> Record set
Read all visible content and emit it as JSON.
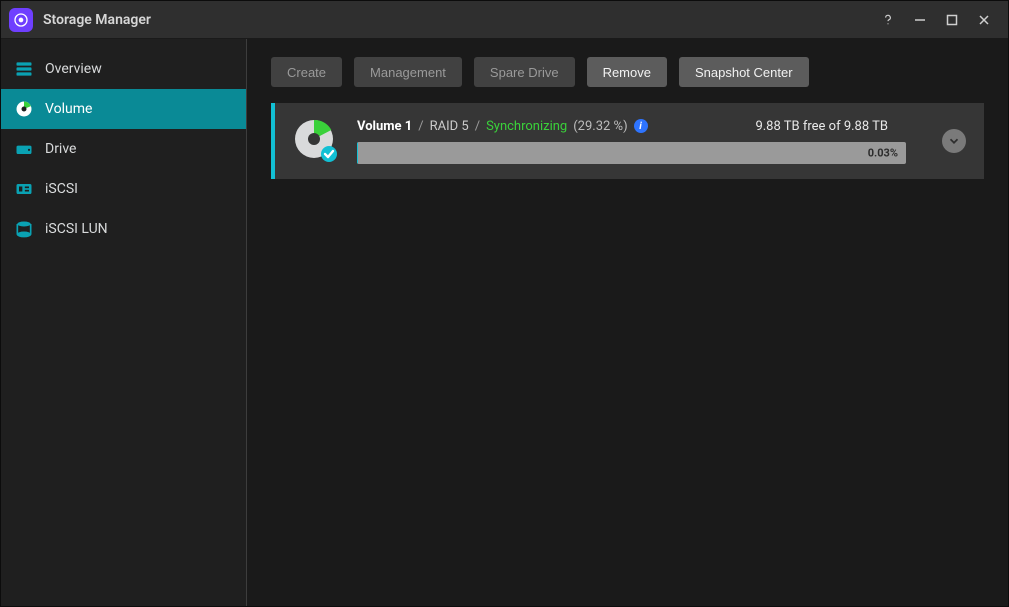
{
  "window": {
    "title": "Storage Manager"
  },
  "sidebar": {
    "items": [
      {
        "label": "Overview",
        "icon": "stack"
      },
      {
        "label": "Volume",
        "icon": "volume"
      },
      {
        "label": "Drive",
        "icon": "drive"
      },
      {
        "label": "iSCSI",
        "icon": "iscsi"
      },
      {
        "label": "iSCSI LUN",
        "icon": "lun"
      }
    ],
    "active_index": 1
  },
  "toolbar": {
    "buttons": [
      {
        "label": "Create",
        "enabled": false
      },
      {
        "label": "Management",
        "enabled": false
      },
      {
        "label": "Spare Drive",
        "enabled": false
      },
      {
        "label": "Remove",
        "enabled": true
      },
      {
        "label": "Snapshot Center",
        "enabled": true
      }
    ]
  },
  "volume": {
    "name": "Volume 1",
    "raid": "RAID 5",
    "status": "Synchronizing",
    "sync_percent": "(29.32 %)",
    "free_text": "9.88 TB free of 9.88 TB",
    "usage_percent_label": "0.03%",
    "usage_percent_value": 0.03
  },
  "colors": {
    "accent": "#12c0d4",
    "status_ok": "#3ad13a",
    "info": "#2e74ff"
  }
}
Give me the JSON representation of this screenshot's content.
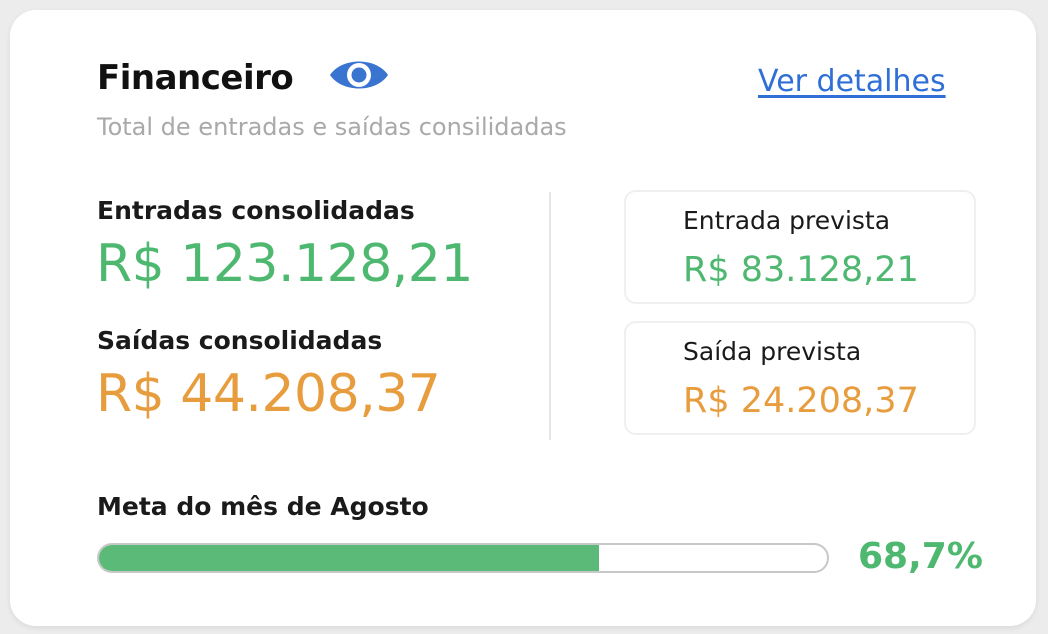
{
  "header": {
    "title": "Financeiro",
    "subtitle": "Total de entradas e saídas consilidadas",
    "details_link": "Ver detalhes",
    "eye_icon": "eye-icon"
  },
  "consolidated": {
    "inflow_label": "Entradas consolidadas",
    "inflow_value": "R$ 123.128,21",
    "outflow_label": "Saídas consolidadas",
    "outflow_value": "R$ 44.208,37"
  },
  "forecast": {
    "inflow_label": "Entrada prevista",
    "inflow_value": "R$ 83.128,21",
    "outflow_label": "Saída prevista",
    "outflow_value": "R$ 24.208,37"
  },
  "goal": {
    "label": "Meta do mês de Agosto",
    "percent_text": "68,7%",
    "progress_fraction": 0.687
  },
  "colors": {
    "inflow": "#4fb870",
    "outflow": "#e79d3e",
    "link": "#2f6fd6",
    "eye": "#3a74d1",
    "progress_fill": "#5cba78"
  }
}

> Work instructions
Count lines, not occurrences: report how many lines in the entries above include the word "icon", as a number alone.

> Exercise solution
6